I remember the nature of the debate. Professor Kwame Arhin, himself a respected African historian and former Director of the Institute of African Studies was then the chairman of the National Commission on Culture when the conversation became more confrontational. In a Chicago Tribune article, Professor Arhin was quoted as saying that Ghana had the right to present the Castles in a “total” history. As places of trade in gold and of course slaves, these structures were also administrative centers—for Europeans and later for the training of Gold Coast troops, and so on. On the question of apologizing for the trade in slaves, Professor Arhin’s response was one spiced with anger. He referred the interviewer to Akan traditions and agued that when “we see things wrong that our ancestors have done and we want to correct or apologize for, we pour libation.” Since that has been done, there was no need to make any more formal apologies (end of debate!). Certainly, this was not a satisfactory answer but it reflected the frustration engendered by the memory of the human trade across the Atlantic, especially in the age when closer bond between those on the continent and in the Diaspora is being sought.

For others, while this closer relation is not a bad idea, the question that remains to be addressed is about the kind of relationship that needs to be cultivated. I will not go into the debate or the position of the Jamaican Pan-Africanist Marcus Garvey. We know though that President Kwame Nkrumah’s relations with Dr. W. E. B. DuBois and George Padmore was based not only on agreements on ideological perceptions about colonial rule. There was also that affinity about the common African heritage. Over the years, at the end of the Cold war, and especially during the last days of the South African Apartheid rule, Diaspora African, especially those in the United States of America rededicated their commitment to the continent.

The Rev. Louis Sullivan spear-headed a movement that ultimately contributed to the formation of the African and African-American Association forum at which issues of common interests were discussed. Whether directly an outcome or not, it can be argued that a side products of the “dialogue” between Africans and African-Americans is Ghana’s own Emancipation Day Activities. But pay close attention to this point: that From 17-21 May of the year 1999 Ghana hosted the African/African-American Association summit in Accra, and on 10 August of that same year, Nana Boa Amponsem (Denkyirahene and then President of the Ghana House of Chiefs), made a public and official apology to “Africans and people of African descent for the pre-colonial chiefs and elders’ role in the Trans Atlantic slave trade.” This official apology is inscribed at the Elmina Castle for all to see.

I will not try to speculate on why the Government of Ghana re-apologized to the Canadian Governor General for the role of our ancestors in the Trans-Atlantic slave trade. Were we only restating a point that we have admitted already?
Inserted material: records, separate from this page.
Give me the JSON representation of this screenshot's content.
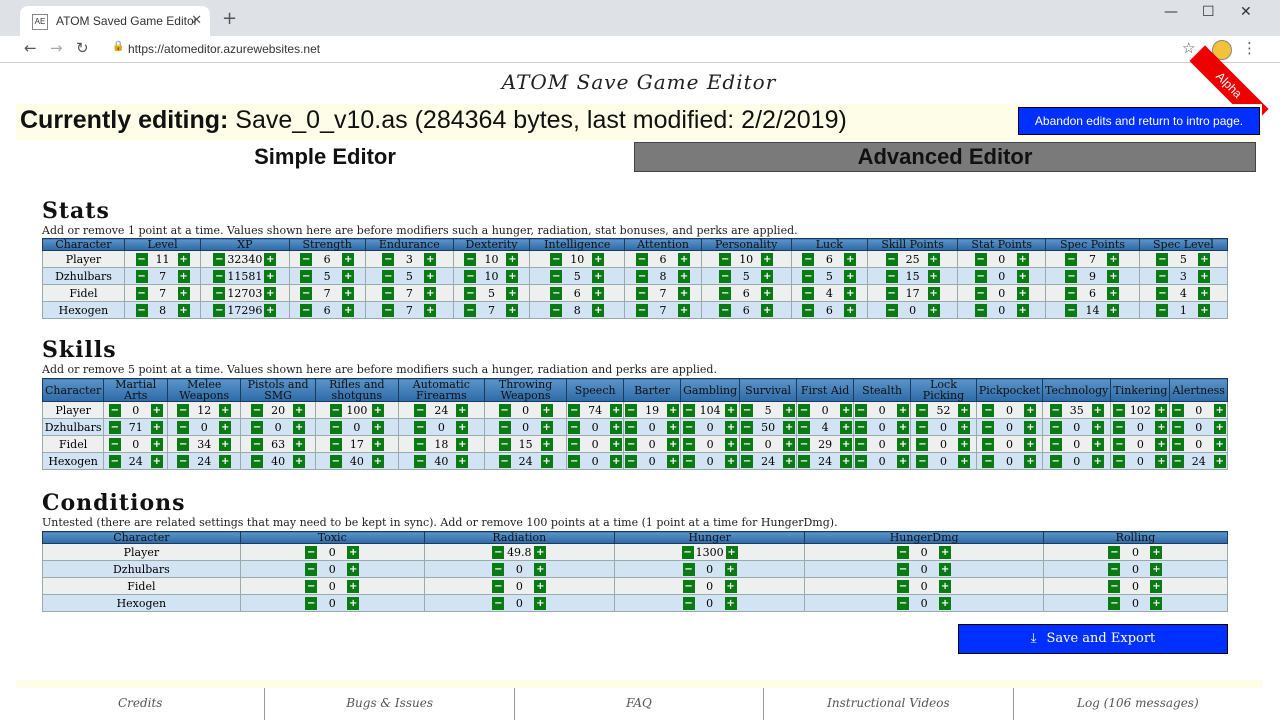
{
  "browser": {
    "tab_title": "ATOM Saved Game Editor",
    "favicon": "AE",
    "close": "✕",
    "new_tab": "+",
    "url": "https://atomeditor.azurewebsites.net",
    "min": "—",
    "max": "☐",
    "win_close": "✕"
  },
  "site": {
    "title": "ATOM Save Game Editor",
    "ribbon": "Alpha",
    "editing_label": "Currently editing:",
    "editing_file": "Save_0_v10.as (284364 bytes, last modified: 2/2/2019)",
    "abandon": "Abandon edits and return to intro page.",
    "tab_simple": "Simple Editor",
    "tab_advanced": "Advanced Editor",
    "save": "Save and Export"
  },
  "stats": {
    "title": "Stats",
    "desc": "Add or remove 1 point at a time. Values shown here are before modifiers such a hunger, radiation, stat bonuses, and perks are applied.",
    "headers": [
      "Character",
      "Level",
      "XP",
      "Strength",
      "Endurance",
      "Dexterity",
      "Intelligence",
      "Attention",
      "Personality",
      "Luck",
      "Skill Points",
      "Stat Points",
      "Spec Points",
      "Spec Level"
    ],
    "rows": [
      [
        "Player",
        "11",
        "32340",
        "6",
        "3",
        "10",
        "10",
        "6",
        "10",
        "6",
        "25",
        "0",
        "7",
        "5"
      ],
      [
        "Dzhulbars",
        "7",
        "11581",
        "5",
        "5",
        "10",
        "5",
        "8",
        "5",
        "5",
        "15",
        "0",
        "9",
        "3"
      ],
      [
        "Fidel",
        "7",
        "12703",
        "7",
        "7",
        "5",
        "6",
        "7",
        "6",
        "4",
        "17",
        "0",
        "6",
        "4"
      ],
      [
        "Hexogen",
        "8",
        "17296",
        "6",
        "7",
        "7",
        "8",
        "7",
        "6",
        "6",
        "0",
        "0",
        "14",
        "1"
      ]
    ]
  },
  "skills": {
    "title": "Skills",
    "desc": "Add or remove 5 point at a time. Values shown here are before modifiers such a hunger, radiation and perks are applied.",
    "headers": [
      "Character",
      "Martial Arts",
      "Melee Weapons",
      "Pistols and SMG",
      "Rifles and shotguns",
      "Automatic Firearms",
      "Throwing Weapons",
      "Speech",
      "Barter",
      "Gambling",
      "Survival",
      "First Aid",
      "Stealth",
      "Lock Picking",
      "Pickpocket",
      "Technology",
      "Tinkering",
      "Alertness"
    ],
    "rows": [
      [
        "Player",
        "0",
        "12",
        "20",
        "100",
        "24",
        "0",
        "74",
        "19",
        "104",
        "5",
        "0",
        "0",
        "52",
        "0",
        "35",
        "102",
        "0"
      ],
      [
        "Dzhulbars",
        "71",
        "0",
        "0",
        "0",
        "0",
        "0",
        "0",
        "0",
        "0",
        "50",
        "4",
        "0",
        "0",
        "0",
        "0",
        "0",
        "0"
      ],
      [
        "Fidel",
        "0",
        "34",
        "63",
        "17",
        "18",
        "15",
        "0",
        "0",
        "0",
        "0",
        "29",
        "0",
        "0",
        "0",
        "0",
        "0",
        "0"
      ],
      [
        "Hexogen",
        "24",
        "24",
        "40",
        "40",
        "40",
        "24",
        "0",
        "0",
        "0",
        "24",
        "24",
        "0",
        "0",
        "0",
        "0",
        "0",
        "24"
      ]
    ]
  },
  "conditions": {
    "title": "Conditions",
    "desc": "Untested (there are related settings that may need to be kept in sync). Add or remove 100 points at a time (1 point at a time for HungerDmg).",
    "headers": [
      "Character",
      "Toxic",
      "Radiation",
      "Hunger",
      "HungerDmg",
      "Rolling"
    ],
    "rows": [
      [
        "Player",
        "0",
        "49.8",
        "1300",
        "0",
        "0"
      ],
      [
        "Dzhulbars",
        "0",
        "0",
        "0",
        "0",
        "0"
      ],
      [
        "Fidel",
        "0",
        "0",
        "0",
        "0",
        "0"
      ],
      [
        "Hexogen",
        "0",
        "0",
        "0",
        "0",
        "0"
      ]
    ]
  },
  "footer": [
    "Credits",
    "Bugs & Issues",
    "FAQ",
    "Instructional Videos",
    "Log (106 messages)"
  ],
  "symbols": {
    "minus": "−",
    "plus": "+"
  }
}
If that is the case, then there are other things that must be done: We should

? Repaint the walls of the Assin-Manso Slave River site and put Black Africans not only as victims of the trade but as participants. Currently, the obvious representations slavers painted on the walls are not representative of the true history.

? What happened to the Slave Route Project? What efforts has the Ministry of Tourism made to encourage Tour Agencies to include this Route as an important educational item?
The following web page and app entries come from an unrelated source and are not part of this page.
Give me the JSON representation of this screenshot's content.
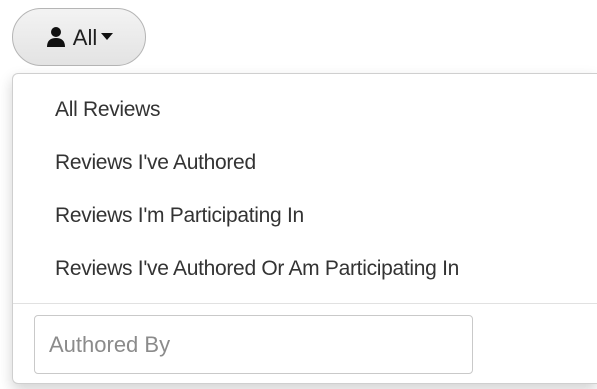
{
  "filter_button": {
    "label": "All",
    "icon": "user-icon",
    "caret_icon": "caret-down-icon"
  },
  "menu": {
    "items": [
      {
        "label": "All Reviews"
      },
      {
        "label": "Reviews I've Authored"
      },
      {
        "label": "Reviews I'm Participating In"
      },
      {
        "label": "Reviews I've Authored Or Am Participating In"
      }
    ],
    "authored_by": {
      "placeholder": "Authored By",
      "value": ""
    }
  },
  "colors": {
    "button_border": "#b5b5b5",
    "menu_text": "#333333",
    "placeholder": "#8b8b8b"
  }
}
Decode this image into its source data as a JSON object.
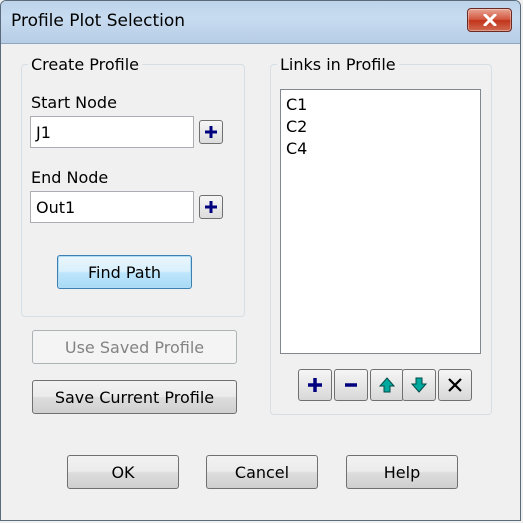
{
  "window": {
    "title": "Profile Plot Selection"
  },
  "create_profile": {
    "legend": "Create Profile",
    "start_node_label": "Start Node",
    "start_node_value": "J1",
    "end_node_label": "End Node",
    "end_node_value": "Out1",
    "find_path_label": "Find Path"
  },
  "links_in_profile": {
    "legend": "Links in Profile",
    "items": [
      "C1",
      "C2",
      "C4"
    ]
  },
  "buttons": {
    "use_saved_profile": "Use Saved Profile",
    "save_current_profile": "Save Current Profile",
    "ok": "OK",
    "cancel": "Cancel",
    "help": "Help"
  },
  "icons": {
    "close": "close-icon",
    "plus": "plus-icon",
    "minus": "minus-icon",
    "arrow_up": "arrow-up-icon",
    "arrow_down": "arrow-down-icon",
    "delete": "delete-icon"
  },
  "colors": {
    "plus_icon": "#00007f",
    "arrow_icon": "#00a99d",
    "default_button_border": "#3c7fb1"
  }
}
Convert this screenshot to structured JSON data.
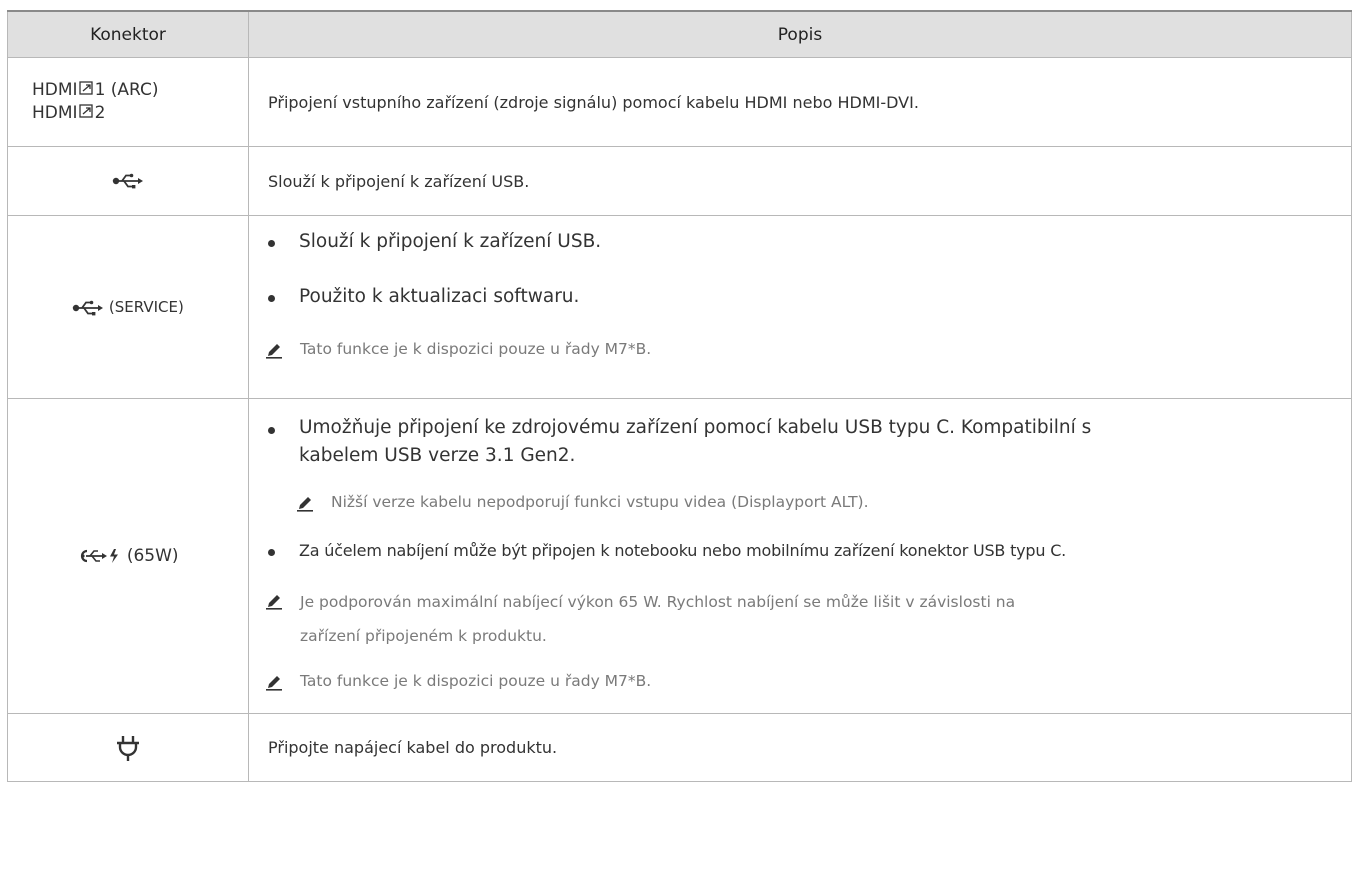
{
  "table": {
    "headers": [
      "Konektor",
      "Popis"
    ],
    "rows": [
      {
        "connector": "HDMI 1 (ARC)",
        "connector_line2": "HDMI 2",
        "description": "Připojení vstupního zařízení (zdroje signálu) pomocí kabelu HDMI nebo HDMI-DVI."
      },
      {
        "connector_icon": "usb-icon",
        "description": "Slouží k připojení k zařízení USB."
      },
      {
        "connector_icon": "usb-icon",
        "connector_suffix": "(SERVICE)",
        "bullets": [
          "Slouží k připojení k zařízení USB.",
          "Použito k aktualizaci softwaru."
        ],
        "note": "Tato funkce je k dispozici pouze u řady M7*B."
      },
      {
        "connector_icon": "usb-c-charge-icon",
        "connector_suffix": "(65W)",
        "bullet1_line1": "Umožňuje připojení ke zdrojovému zařízení pomocí kabelu USB typu C. Kompatibilní s",
        "bullet1_line2": "kabelem USB verze 3.1 Gen2.",
        "subnote": "Nižší verze kabelu nepodporují funkci vstupu videa (Displayport ALT).",
        "bullet2": "Za účelem nabíjení může být připojen k notebooku nebo mobilnímu zařízení konektor USB typu C.",
        "note1_line1": "Je podporován maximální nabíjecí výkon 65 W. Rychlost nabíjení se může lišit v závislosti na",
        "note1_line2": "zařízení připojeném k produktu.",
        "note2": "Tato funkce je k dispozici pouze u řady M7*B."
      },
      {
        "connector_icon": "power-plug-icon",
        "description": "Připojte napájecí kabel do produktu."
      }
    ]
  },
  "colors": {
    "header_bg": "#e0e0e0",
    "text": "#333333",
    "note": "#7a7a7a",
    "border": "#b8b8b8"
  }
}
? Just that we don’t continue to apologize on every single occasion, it will be important that we make one big announcement of our past and slavery to which we can reference ourselves and other in the future. For sure, we are on the right track already with the discussion on the subject of the Right to Return!

David Owusu-Ansah is Professor of History at James Madison University (USA). He is also the author of the Historical Dictionary of Ghana (3rd. Edition, Scarecrow Press, 2005).
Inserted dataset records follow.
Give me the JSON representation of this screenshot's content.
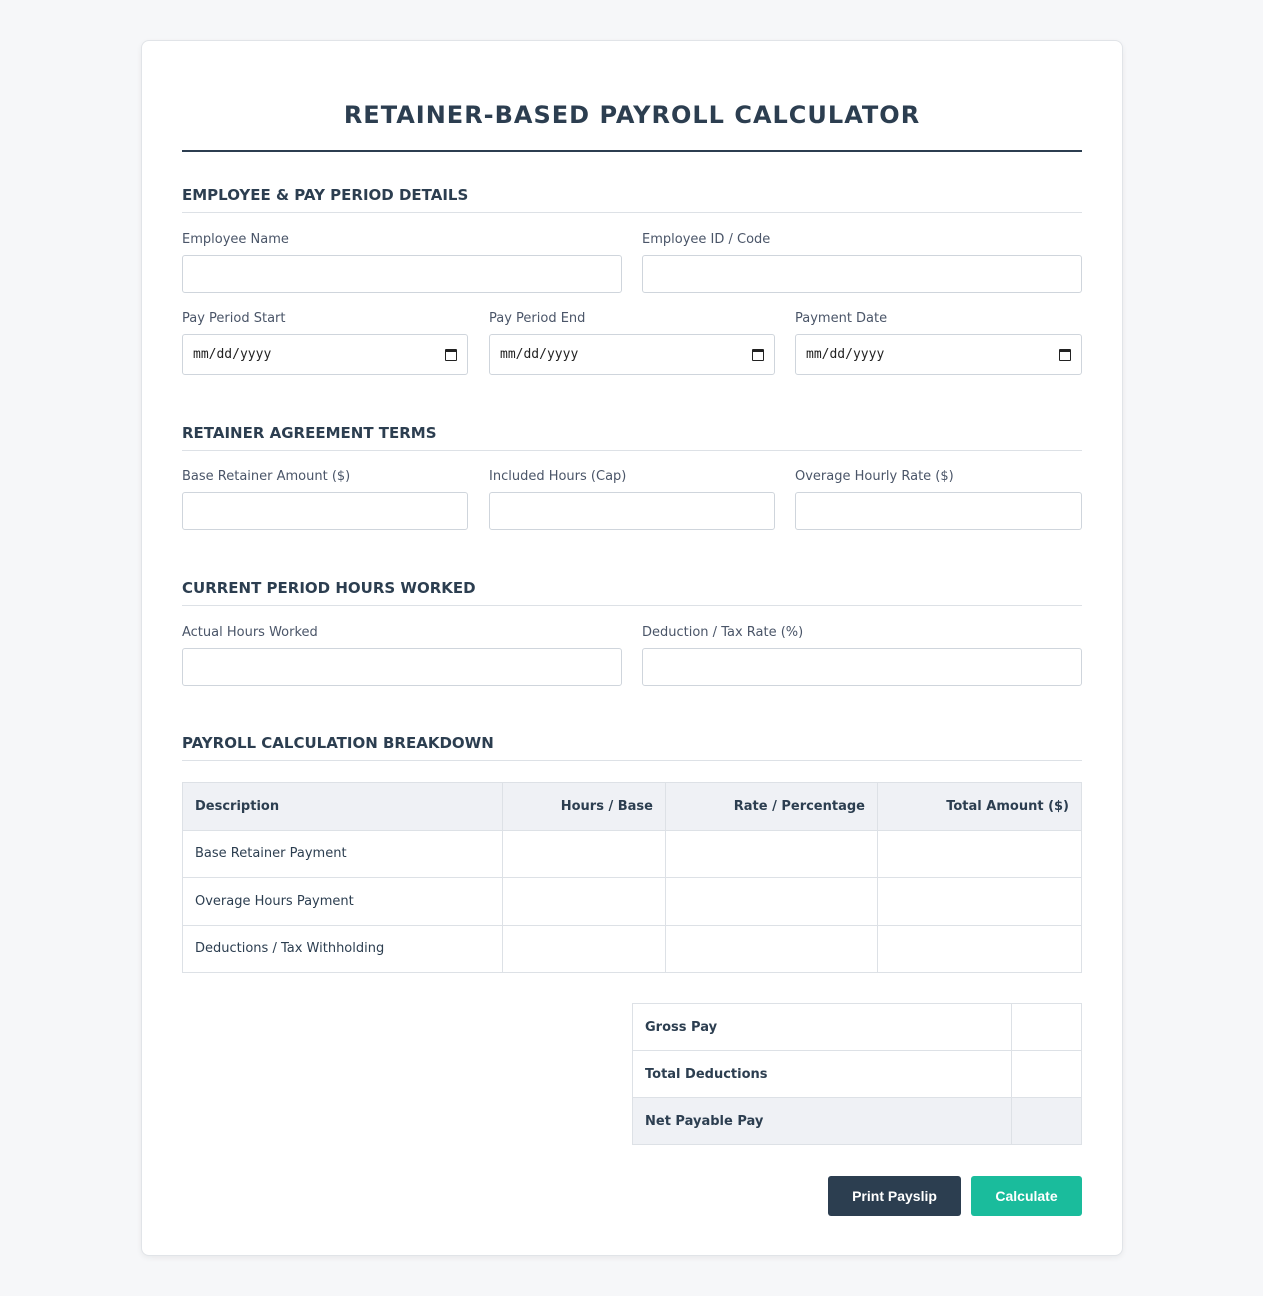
{
  "title": "RETAINER-BASED PAYROLL CALCULATOR",
  "sections": {
    "employee": {
      "title": "EMPLOYEE & PAY PERIOD DETAILS",
      "employee_name_label": "Employee Name",
      "employee_name_value": "",
      "employee_id_label": "Employee ID / Code",
      "employee_id_value": "",
      "pay_period_start_label": "Pay Period Start",
      "pay_period_start_value": "mm/dd/yyyy",
      "pay_period_end_label": "Pay Period End",
      "pay_period_end_value": "mm/dd/yyyy",
      "payment_date_label": "Payment Date",
      "payment_date_value": "mm/dd/yyyy"
    },
    "retainer": {
      "title": "RETAINER AGREEMENT TERMS",
      "base_amount_label": "Base Retainer Amount ($)",
      "included_hours_label": "Included Hours (Cap)",
      "overage_rate_label": "Overage Hourly Rate ($)"
    },
    "hours": {
      "title": "CURRENT PERIOD HOURS WORKED",
      "actual_hours_label": "Actual Hours Worked",
      "deduction_rate_label": "Deduction / Tax Rate (%)"
    },
    "breakdown": {
      "title": "PAYROLL CALCULATION BREAKDOWN",
      "headers": [
        "Description",
        "Hours / Base",
        "Rate / Percentage",
        "Total Amount ($)"
      ],
      "rows": [
        {
          "description": "Base Retainer Payment",
          "hours": "",
          "rate": "",
          "total": ""
        },
        {
          "description": "Overage Hours Payment",
          "hours": "",
          "rate": "",
          "total": ""
        },
        {
          "description": "Deductions / Tax Withholding",
          "hours": "",
          "rate": "",
          "total": ""
        }
      ]
    },
    "summary": {
      "gross_label": "Gross Pay",
      "gross_value": "",
      "deductions_label": "Total Deductions",
      "deductions_value": "",
      "net_label": "Net Payable Pay",
      "net_value": ""
    }
  },
  "buttons": {
    "print_label": "Print Payslip",
    "calculate_label": "Calculate"
  },
  "colors": {
    "primary": "#2c3e50",
    "accent": "#1abc9c",
    "background": "#f6f7f9"
  }
}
Views expressed by the author(s) do not necessarily reflect those of GhanaHomePage.